Each entry that follows is to be retyped exactly. Pictures do not belong in the copy.

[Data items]
Start of Block
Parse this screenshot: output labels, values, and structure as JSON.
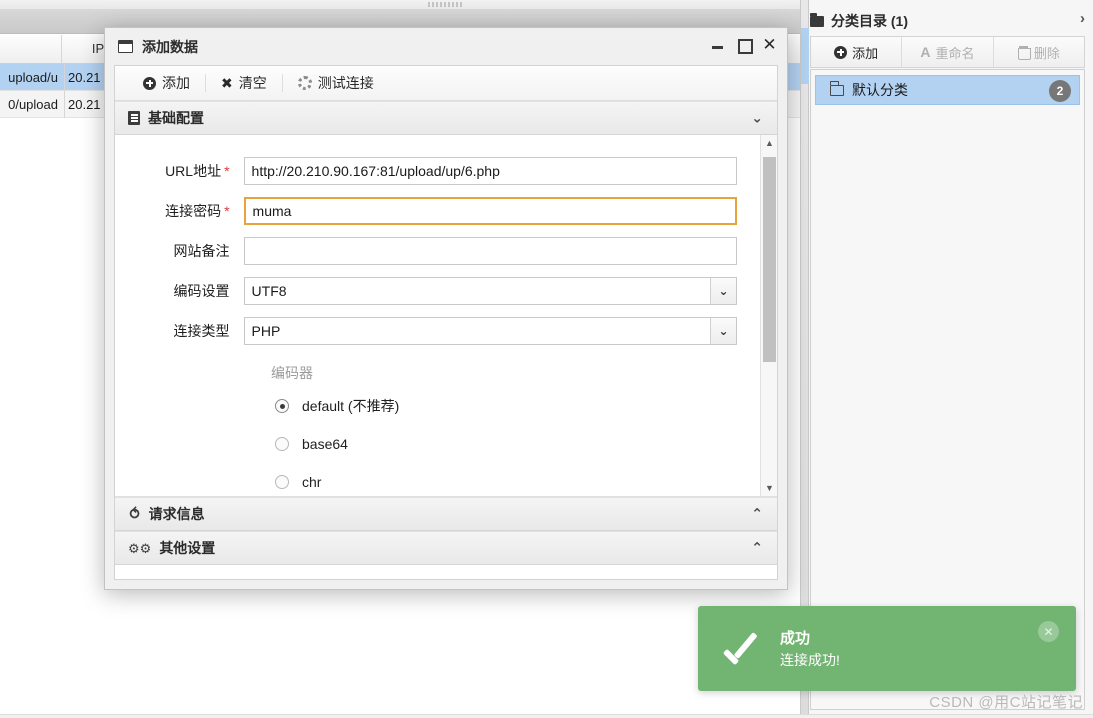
{
  "background": {
    "table": {
      "headers": [
        "",
        "IP地",
        ""
      ],
      "rows": [
        {
          "path": "upload/u",
          "ip": "20.21"
        },
        {
          "path": "0/upload",
          "ip": "20.21"
        }
      ]
    }
  },
  "sidebar": {
    "header_title": "分类目录 (1)",
    "header_icon": "folder-icon",
    "expand_icon": "chevron-right-icon",
    "toolbar": [
      {
        "label": "添加",
        "icon": "plus-circle-icon",
        "disabled": false
      },
      {
        "label": "重命名",
        "icon": "rename-A-icon",
        "disabled": true
      },
      {
        "label": "删除",
        "icon": "trash-icon",
        "disabled": true
      }
    ],
    "items": [
      {
        "label": "默认分类",
        "icon": "folder-outline-icon",
        "count": "2",
        "selected": true
      }
    ]
  },
  "dialog": {
    "title": "添加数据",
    "title_icon": "window-icon",
    "window_controls": {
      "minimize": "–",
      "maximize": "□",
      "close": "✕"
    },
    "toolbar": [
      {
        "label": "添加",
        "icon": "plus-circle-icon"
      },
      {
        "label": "清空",
        "icon": "x-icon"
      },
      {
        "label": "测试连接",
        "icon": "spinner-icon"
      }
    ],
    "sections": [
      {
        "title": "基础配置",
        "icon": "document-icon",
        "chevron": "⌄",
        "expanded": true
      },
      {
        "title": "请求信息",
        "icon": "refresh-icon",
        "chevron": "⌃",
        "expanded": false
      },
      {
        "title": "其他设置",
        "icon": "gears-icon",
        "chevron": "⌃",
        "expanded": false
      }
    ],
    "form": {
      "fields": [
        {
          "label": "URL地址",
          "required": true,
          "type": "text",
          "value": "http://20.210.90.167:81/upload/up/6.php",
          "placeholder": "",
          "focused": false
        },
        {
          "label": "连接密码",
          "required": true,
          "type": "text",
          "value": "muma",
          "placeholder": "",
          "focused": true
        },
        {
          "label": "网站备注",
          "required": false,
          "type": "text",
          "value": "",
          "placeholder": "",
          "focused": false
        },
        {
          "label": "编码设置",
          "required": false,
          "type": "select",
          "value": "UTF8",
          "placeholder": "",
          "focused": false
        },
        {
          "label": "连接类型",
          "required": false,
          "type": "select",
          "value": "PHP",
          "placeholder": "",
          "focused": false
        }
      ],
      "encoder_group_label": "编码器",
      "encoder_options": [
        {
          "label": "default (不推荐)",
          "selected": true
        },
        {
          "label": "base64",
          "selected": false
        },
        {
          "label": "chr",
          "selected": false
        }
      ]
    },
    "scrollbar": {
      "up_arrow": "▲",
      "down_arrow": "▼"
    }
  },
  "toast": {
    "title": "成功",
    "message": "连接成功!",
    "icon": "check-icon",
    "close_icon": "close-icon",
    "color": "#72b472"
  },
  "watermark": "CSDN @用C站记笔记"
}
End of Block
OUTPUT FOR THIS EXERCISE
Parse this screenshot: output labels, values, and structure as JSON.
{
  "background": {
    "table": {
      "headers": [
        "",
        "IP地",
        ""
      ],
      "rows": [
        {
          "path": "upload/u",
          "ip": "20.21"
        },
        {
          "path": "0/upload",
          "ip": "20.21"
        }
      ]
    }
  },
  "sidebar": {
    "header_title": "分类目录 (1)",
    "header_icon": "folder-icon",
    "expand_icon": "chevron-right-icon",
    "toolbar": [
      {
        "label": "添加",
        "icon": "plus-circle-icon",
        "disabled": false
      },
      {
        "label": "重命名",
        "icon": "rename-A-icon",
        "disabled": true
      },
      {
        "label": "删除",
        "icon": "trash-icon",
        "disabled": true
      }
    ],
    "items": [
      {
        "label": "默认分类",
        "icon": "folder-outline-icon",
        "count": "2",
        "selected": true
      }
    ]
  },
  "dialog": {
    "title": "添加数据",
    "title_icon": "window-icon",
    "window_controls": {
      "minimize": "–",
      "maximize": "□",
      "close": "✕"
    },
    "toolbar": [
      {
        "label": "添加",
        "icon": "plus-circle-icon"
      },
      {
        "label": "清空",
        "icon": "x-icon"
      },
      {
        "label": "测试连接",
        "icon": "spinner-icon"
      }
    ],
    "sections": [
      {
        "title": "基础配置",
        "icon": "document-icon",
        "chevron": "⌄",
        "expanded": true
      },
      {
        "title": "请求信息",
        "icon": "refresh-icon",
        "chevron": "⌃",
        "expanded": false
      },
      {
        "title": "其他设置",
        "icon": "gears-icon",
        "chevron": "⌃",
        "expanded": false
      }
    ],
    "form": {
      "fields": [
        {
          "label": "URL地址",
          "required": true,
          "type": "text",
          "value": "http://20.210.90.167:81/upload/up/6.php",
          "placeholder": "",
          "focused": false
        },
        {
          "label": "连接密码",
          "required": true,
          "type": "text",
          "value": "muma",
          "placeholder": "",
          "focused": true
        },
        {
          "label": "网站备注",
          "required": false,
          "type": "text",
          "value": "",
          "placeholder": "",
          "focused": false
        },
        {
          "label": "编码设置",
          "required": false,
          "type": "select",
          "value": "UTF8",
          "placeholder": "",
          "focused": false
        },
        {
          "label": "连接类型",
          "required": false,
          "type": "select",
          "value": "PHP",
          "placeholder": "",
          "focused": false
        }
      ],
      "encoder_group_label": "编码器",
      "encoder_options": [
        {
          "label": "default (不推荐)",
          "selected": true
        },
        {
          "label": "base64",
          "selected": false
        },
        {
          "label": "chr",
          "selected": false
        }
      ]
    },
    "scrollbar": {
      "up_arrow": "▲",
      "down_arrow": "▼"
    }
  },
  "toast": {
    "title": "成功",
    "message": "连接成功!",
    "icon": "check-icon",
    "close_icon": "close-icon",
    "color": "#72b472"
  },
  "watermark": "CSDN @用C站记笔记"
}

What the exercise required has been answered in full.